### Exercise objective
Scan the listing below for the word "JSON" and state how many lines hold it. Write nothing but the number.

....

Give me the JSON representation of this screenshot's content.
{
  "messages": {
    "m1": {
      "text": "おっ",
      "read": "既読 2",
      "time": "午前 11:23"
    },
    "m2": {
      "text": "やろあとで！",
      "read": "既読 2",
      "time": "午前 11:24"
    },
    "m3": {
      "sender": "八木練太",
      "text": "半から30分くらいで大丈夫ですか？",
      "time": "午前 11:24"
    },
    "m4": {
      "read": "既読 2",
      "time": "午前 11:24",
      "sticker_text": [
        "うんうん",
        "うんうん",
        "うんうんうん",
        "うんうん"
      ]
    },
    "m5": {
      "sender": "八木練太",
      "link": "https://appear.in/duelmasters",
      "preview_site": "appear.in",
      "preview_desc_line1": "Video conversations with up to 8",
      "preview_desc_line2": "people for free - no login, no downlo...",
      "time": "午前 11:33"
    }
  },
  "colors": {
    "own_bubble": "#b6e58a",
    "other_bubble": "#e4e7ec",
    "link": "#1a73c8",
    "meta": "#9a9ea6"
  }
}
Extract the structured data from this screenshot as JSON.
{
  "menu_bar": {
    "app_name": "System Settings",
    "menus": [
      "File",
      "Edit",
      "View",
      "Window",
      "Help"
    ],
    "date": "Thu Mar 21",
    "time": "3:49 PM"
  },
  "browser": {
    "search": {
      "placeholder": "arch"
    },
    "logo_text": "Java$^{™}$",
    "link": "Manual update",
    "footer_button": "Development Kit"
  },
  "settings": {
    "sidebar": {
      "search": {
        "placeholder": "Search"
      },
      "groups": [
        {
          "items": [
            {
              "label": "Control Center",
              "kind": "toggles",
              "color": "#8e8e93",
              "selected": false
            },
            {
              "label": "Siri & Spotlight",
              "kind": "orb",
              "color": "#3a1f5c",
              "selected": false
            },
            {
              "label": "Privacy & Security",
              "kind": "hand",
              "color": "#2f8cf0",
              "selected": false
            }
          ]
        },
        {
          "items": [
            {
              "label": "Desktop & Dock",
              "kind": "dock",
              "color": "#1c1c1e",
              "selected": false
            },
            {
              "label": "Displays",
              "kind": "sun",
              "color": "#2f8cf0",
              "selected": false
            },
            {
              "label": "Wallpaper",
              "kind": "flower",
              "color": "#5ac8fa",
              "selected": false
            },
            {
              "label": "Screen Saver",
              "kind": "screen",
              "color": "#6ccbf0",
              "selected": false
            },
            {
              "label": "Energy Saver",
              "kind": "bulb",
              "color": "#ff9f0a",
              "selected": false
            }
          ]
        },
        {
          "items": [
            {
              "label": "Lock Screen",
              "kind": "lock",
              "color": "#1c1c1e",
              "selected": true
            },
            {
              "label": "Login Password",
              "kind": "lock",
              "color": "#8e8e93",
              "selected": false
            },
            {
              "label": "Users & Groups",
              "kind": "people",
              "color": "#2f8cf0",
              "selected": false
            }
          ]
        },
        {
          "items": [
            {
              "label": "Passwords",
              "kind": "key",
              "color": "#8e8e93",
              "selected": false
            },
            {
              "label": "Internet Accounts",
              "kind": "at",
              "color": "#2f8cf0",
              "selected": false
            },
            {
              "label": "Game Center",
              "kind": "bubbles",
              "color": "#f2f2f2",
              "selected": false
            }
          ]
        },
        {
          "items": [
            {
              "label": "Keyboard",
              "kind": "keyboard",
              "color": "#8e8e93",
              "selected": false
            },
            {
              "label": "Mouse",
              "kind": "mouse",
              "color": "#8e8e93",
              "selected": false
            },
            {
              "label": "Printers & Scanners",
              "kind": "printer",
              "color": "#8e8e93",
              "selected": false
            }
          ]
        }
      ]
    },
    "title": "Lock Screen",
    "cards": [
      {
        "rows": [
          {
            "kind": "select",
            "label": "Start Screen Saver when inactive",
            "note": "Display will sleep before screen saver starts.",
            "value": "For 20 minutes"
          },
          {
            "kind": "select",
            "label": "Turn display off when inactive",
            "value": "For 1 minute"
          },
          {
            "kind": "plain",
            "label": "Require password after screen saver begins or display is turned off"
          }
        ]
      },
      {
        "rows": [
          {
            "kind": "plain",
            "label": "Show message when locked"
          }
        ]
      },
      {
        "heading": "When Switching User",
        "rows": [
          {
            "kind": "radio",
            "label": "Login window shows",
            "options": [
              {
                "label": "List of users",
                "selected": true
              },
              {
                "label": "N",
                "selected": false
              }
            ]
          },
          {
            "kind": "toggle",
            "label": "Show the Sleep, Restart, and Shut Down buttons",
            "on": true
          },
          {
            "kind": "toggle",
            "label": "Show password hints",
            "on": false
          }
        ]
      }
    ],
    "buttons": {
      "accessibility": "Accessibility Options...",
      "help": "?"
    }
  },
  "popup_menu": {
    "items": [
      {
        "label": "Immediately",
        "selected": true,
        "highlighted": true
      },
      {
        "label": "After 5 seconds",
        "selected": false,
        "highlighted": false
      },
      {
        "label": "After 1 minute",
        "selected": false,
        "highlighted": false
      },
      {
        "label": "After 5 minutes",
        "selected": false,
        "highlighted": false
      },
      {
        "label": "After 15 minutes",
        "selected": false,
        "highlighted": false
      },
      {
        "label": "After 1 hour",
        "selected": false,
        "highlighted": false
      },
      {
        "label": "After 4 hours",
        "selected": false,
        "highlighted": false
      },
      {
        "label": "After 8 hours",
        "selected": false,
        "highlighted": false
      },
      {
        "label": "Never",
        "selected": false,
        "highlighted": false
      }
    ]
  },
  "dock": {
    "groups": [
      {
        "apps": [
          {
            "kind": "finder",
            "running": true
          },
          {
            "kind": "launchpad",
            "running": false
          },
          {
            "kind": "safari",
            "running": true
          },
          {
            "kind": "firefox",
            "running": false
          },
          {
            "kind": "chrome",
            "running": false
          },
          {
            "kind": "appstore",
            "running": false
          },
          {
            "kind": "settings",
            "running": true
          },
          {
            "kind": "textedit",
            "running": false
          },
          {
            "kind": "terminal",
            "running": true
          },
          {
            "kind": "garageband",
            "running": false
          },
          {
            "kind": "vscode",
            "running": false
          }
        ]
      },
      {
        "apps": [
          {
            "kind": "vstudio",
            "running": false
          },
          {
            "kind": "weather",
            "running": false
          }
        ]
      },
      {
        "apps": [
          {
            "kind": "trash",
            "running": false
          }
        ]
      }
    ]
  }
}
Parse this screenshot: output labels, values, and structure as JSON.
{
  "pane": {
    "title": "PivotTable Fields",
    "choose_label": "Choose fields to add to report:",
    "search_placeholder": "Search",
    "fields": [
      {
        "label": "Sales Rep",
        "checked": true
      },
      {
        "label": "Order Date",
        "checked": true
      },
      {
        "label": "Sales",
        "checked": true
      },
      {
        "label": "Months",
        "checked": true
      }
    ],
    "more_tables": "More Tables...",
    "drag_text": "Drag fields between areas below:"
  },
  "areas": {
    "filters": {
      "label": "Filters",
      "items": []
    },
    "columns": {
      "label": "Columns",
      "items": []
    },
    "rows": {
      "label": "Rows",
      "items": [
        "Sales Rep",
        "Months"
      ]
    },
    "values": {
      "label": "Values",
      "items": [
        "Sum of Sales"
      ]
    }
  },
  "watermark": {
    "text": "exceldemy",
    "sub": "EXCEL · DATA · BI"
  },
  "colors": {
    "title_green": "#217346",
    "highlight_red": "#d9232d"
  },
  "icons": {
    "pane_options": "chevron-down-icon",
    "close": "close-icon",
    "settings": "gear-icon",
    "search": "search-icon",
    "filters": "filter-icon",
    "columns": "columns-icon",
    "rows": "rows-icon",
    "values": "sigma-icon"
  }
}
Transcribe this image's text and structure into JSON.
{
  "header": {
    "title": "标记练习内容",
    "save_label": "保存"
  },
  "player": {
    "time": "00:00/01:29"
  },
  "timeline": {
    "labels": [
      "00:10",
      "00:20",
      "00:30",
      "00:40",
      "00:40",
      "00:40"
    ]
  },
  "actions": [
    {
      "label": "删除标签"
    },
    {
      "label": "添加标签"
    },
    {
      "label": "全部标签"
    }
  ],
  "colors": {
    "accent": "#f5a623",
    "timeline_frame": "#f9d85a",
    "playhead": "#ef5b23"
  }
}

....

### Solution to the exercise
4